Did you know? – Google Drive Enhanced Platform

In our managed support relationships with clients, we often find the need to provide clients with the ability to work on their documents, anywhere. Consequently, we go through great effort to provide remote access to local file servers. Recently, Google started unrolling an enhanced variation on their Google Docs platform, called Google Drive. If you are familiar with Google Docs, you’ll recall that you could upload limited document types, such as Excel, Doc, Pdf files and share them with groups or individuals. You could also set permissions and privileges by user. With this capability, collaboration took a bold step forward, allowing users to work on the same Excel document, at the same time, in real time. If I change a cell, my peers would see the changes immediately on their browser.

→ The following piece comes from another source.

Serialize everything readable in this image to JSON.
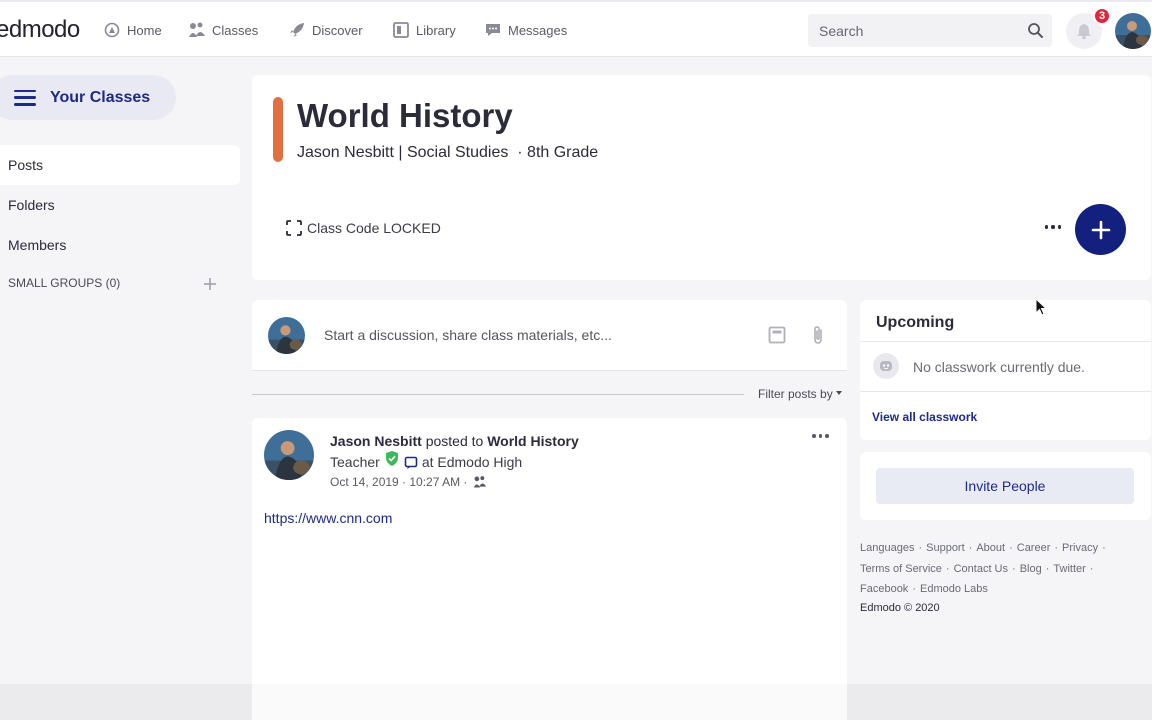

Well Google took this feature to the next level, by extending the ability to upload any document type. In fact, they let you upload almost anything, and have it accessible anywhere that you can open your email. This bold new product is called Google Drive. You can us it in a couple of ways. You can install an app on your computer, that looks just like a folder on your desktop. that new folder will then synchronize anything that you put into it up to your personal cloud folder. if you go someplace and find that you need something from that folder, you simply open your email, click on the ‘drive’ link at the top, and download whatever you need, or if you want to be able to use your files at home, you install the same Google drive app on your computer at home, and all of a sudden, your Google drive files are synchronized. change a file at home, and it’s upload to the cloud, and synchronized to your work computer. Eliminate the need for remote access, and all the cumbersome elements forever. Use it as a backup for your pictures, or anything of value that you never want to loose. Furthermore, you can share any one given file with anyone. some company domains may want to restrict this ability. for example, if your company hosts email with Google apps, you can restrict the ability of staff to share fires to only other individuals in the company. Outside email addresses would not be allowed to receive invitations to view or edit files on your Google drive.

Give it a try today, or call us to learn how we can migrate your corporate email to Google apps today.

A likely problem in any multi-tenant network.

In any local area network, there is generally one and only one DHCP server. Dynamic Host Configuration Protocol (DHCP) is a network protocol that enables a server to automatically assign a unique IP address to any local network computer from a defined range of numbers (i.e., a scope or subnet) configured for a given network.

For example, when a computer is started on a local area network, the router typically acting as DHCP server, gives the newly started computer a unique ip address so it can access other network resources, and the internet as well. If you introduce a second DHCP server on a network, you wreak havoc on all computers trying get and ip address so they can access the network. With multiple DHCP servers, varying computers get various ip addresses, generally in unrelated subnets. Some computers will get a 192.168.1.X ip and other will get a 192.168.2.X, while others get 10.1.10.X, etc, etc. Each machine will get an ip based on the DHCP server that responds fastest. However, there is always one and only one gateway, and if your computers are on different subnets, they will never access the one and only gateway. The gateway brokers all network traffic.

We have a residential client that provides shared internet access to each tenant in a multi-tenant facility. Two of the tenants moving in, decided to add their own router to the network in order to provide for themselves wireless internet access to all the computers in their unit. the problem is that they connected the wrong network interface of their routers to the building network connection. This created multiple DHCP servers on the same network. So, when some residents many floors away went to access the internet, they were greeted with a page not found, only because some DHCP server had assigned an incorrect IP number (outside the range of their primary gateway).

We were notified that the internet was down, however, our internet monitoring software showed that the internet was up. We saw no problem with the internet connection. Our monitoring servers would have notified us notified us of the slightest outage. further investigation revealed that when we unplugged the main network switch from the internet router, we were being assigned an ip. That should never happen. Voila! A rogue DHCP server! Now, we just had to identify which of the 50 different units was the location of the rogue router. We isolated one of the router by trial and error, unplugging various connections, until ping response to the culprit ip failed. however, upon further diagnosis, we found a second rogue router. So now we had a DHCP router on 192.168.0.X and another on 192.168.2.X while the primary network was on 10.1.10.X!

At this point, we configured a diagnosis machine internal to their LAN with ip aliases on each subnet. We then accessed the router config page for the router config page to disable DHCP and disable WIFI access on that subnet. We then did the same for 192.168.2.X, and “presto chango”, we finally had access to the true subnet of 10.1.10.X. We had each of the tenants reboot their computers, and access points, and their internet connectivity was restored.

We then notified all the tenants that connectivity was restored with the exception of two tenants. Once the two offending tenants contacted us, we re-configured their routers, re-enabled their wifi and saved the day.

The beauty of all this was that we managed to do it while 60 miles away from our office. Other than the initial plugging and unplugging data jacks, we were able to accomplish the balance of the diagnosis remotely.